  • There is a strong societal need to evaluate and understand the sustainability of biofuels, especially because of the significant increases in production mandated by many countries, including the United States. Sustainability will be a strong factor in the regulatory environment and investments in biofuels. Biomass feedstock production is an important contributor to environmental, social, and economic impacts from biofuels. This study presents a systems approach where the agricultural, energy, and environmental sectors are considered as components of a single system, and environmental liabilities are used as recoverable resources for biomass feedstock production. We focus on efficient use of land andmore » water resources. We conducted a spatial analysis evaluating marginal land and degraded water resources to improve feedstock productivity with concomitant environmental restoration for the state of Nebraska. Results indicate that utilizing marginal land resources such as riparian and roadway buffer strips, brownfield sites, and marginal agricultural land could produce enough feedstocks to meet a maximum of 22% of the energy requirements of the state compared to the current supply of 2%. Degraded water resources such as nitrate-contaminated groundwater and wastewater were evaluated as sources of nutrients and water to improve feedstock productivity. Spatial overlap between degraded water and marginal land resources was found to be as high as 96% and could maintain sustainable feedstock production on marginal lands.
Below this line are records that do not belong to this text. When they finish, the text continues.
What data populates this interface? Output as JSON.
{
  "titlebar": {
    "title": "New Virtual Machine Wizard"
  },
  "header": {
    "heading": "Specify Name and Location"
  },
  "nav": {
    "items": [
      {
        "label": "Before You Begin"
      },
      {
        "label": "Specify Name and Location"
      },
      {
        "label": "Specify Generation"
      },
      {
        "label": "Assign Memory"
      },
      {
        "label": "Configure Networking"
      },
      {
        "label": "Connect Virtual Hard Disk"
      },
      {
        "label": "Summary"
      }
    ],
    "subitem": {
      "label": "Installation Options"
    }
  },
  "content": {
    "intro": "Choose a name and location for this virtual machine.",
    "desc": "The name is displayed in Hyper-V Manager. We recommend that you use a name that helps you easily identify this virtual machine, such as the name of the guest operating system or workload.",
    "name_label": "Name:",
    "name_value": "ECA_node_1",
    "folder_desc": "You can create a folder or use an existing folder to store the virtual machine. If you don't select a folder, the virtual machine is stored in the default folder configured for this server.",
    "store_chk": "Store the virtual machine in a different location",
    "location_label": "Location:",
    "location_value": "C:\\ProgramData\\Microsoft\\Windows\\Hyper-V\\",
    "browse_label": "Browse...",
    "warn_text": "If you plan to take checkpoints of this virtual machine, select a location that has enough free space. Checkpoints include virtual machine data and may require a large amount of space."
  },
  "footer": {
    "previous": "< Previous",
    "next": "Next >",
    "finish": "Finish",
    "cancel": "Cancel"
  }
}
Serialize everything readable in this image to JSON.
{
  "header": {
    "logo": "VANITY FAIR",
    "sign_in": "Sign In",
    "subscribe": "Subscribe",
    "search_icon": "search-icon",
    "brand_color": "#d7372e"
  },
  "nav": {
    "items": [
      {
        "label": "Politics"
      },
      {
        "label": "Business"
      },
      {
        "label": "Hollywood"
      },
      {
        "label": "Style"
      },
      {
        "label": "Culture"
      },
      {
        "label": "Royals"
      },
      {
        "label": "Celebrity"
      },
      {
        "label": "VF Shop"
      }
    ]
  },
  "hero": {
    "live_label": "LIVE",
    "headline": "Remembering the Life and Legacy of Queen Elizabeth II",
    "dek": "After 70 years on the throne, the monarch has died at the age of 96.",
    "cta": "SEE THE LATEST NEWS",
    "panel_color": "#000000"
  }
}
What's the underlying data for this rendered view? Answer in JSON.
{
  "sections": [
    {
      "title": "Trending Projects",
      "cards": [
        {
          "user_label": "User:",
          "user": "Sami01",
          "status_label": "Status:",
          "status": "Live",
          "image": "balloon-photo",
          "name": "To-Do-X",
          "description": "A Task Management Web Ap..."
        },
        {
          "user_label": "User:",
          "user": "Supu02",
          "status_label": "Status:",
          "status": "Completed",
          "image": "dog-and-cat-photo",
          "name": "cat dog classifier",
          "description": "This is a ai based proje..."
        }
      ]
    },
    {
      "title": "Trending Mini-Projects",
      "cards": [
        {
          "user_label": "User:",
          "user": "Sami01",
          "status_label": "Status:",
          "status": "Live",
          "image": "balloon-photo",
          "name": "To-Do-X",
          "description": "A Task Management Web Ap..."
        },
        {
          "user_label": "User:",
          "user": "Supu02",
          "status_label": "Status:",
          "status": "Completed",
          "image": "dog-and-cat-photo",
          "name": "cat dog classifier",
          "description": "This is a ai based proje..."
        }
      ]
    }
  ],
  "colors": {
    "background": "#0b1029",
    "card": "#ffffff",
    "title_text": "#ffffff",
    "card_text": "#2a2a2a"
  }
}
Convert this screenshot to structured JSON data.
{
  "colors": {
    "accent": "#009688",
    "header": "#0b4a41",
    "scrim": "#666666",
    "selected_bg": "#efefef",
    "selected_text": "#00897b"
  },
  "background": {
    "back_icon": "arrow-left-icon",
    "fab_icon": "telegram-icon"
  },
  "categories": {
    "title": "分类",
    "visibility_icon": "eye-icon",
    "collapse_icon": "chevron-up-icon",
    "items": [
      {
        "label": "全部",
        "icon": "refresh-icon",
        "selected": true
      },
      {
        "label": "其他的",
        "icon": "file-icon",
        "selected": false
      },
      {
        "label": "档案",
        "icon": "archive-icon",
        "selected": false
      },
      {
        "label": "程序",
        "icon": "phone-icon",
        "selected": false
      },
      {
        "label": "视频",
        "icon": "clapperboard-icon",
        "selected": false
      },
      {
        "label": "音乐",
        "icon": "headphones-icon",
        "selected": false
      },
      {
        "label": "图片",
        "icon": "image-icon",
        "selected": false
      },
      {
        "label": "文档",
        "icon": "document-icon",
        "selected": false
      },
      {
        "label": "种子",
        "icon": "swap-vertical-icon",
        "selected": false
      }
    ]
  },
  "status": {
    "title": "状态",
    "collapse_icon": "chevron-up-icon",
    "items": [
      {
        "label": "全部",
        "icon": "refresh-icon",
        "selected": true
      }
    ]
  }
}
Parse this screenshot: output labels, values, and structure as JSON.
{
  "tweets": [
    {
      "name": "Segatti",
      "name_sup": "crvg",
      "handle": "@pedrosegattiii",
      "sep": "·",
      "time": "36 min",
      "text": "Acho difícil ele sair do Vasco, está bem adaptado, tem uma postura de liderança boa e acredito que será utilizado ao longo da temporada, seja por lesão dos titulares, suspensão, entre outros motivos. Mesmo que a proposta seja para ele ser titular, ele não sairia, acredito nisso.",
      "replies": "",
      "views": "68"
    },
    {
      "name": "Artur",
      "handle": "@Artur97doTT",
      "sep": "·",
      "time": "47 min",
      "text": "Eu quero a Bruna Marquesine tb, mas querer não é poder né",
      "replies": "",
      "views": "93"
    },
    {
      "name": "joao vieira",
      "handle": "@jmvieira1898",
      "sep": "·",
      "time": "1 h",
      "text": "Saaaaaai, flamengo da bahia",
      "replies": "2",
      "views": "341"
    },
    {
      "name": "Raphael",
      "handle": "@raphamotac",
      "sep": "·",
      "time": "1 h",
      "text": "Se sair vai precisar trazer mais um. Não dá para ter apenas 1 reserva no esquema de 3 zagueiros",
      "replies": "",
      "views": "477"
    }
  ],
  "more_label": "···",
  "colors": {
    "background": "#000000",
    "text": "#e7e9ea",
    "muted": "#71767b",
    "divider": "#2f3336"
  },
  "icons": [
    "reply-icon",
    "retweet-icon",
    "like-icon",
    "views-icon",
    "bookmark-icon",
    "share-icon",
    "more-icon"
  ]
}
Other benefits of implementing this strategy include feedstock intensification to decrease biomass transportation costs, restoration of contaminated water resources, and mitigation of greenhouse gas emissions.« less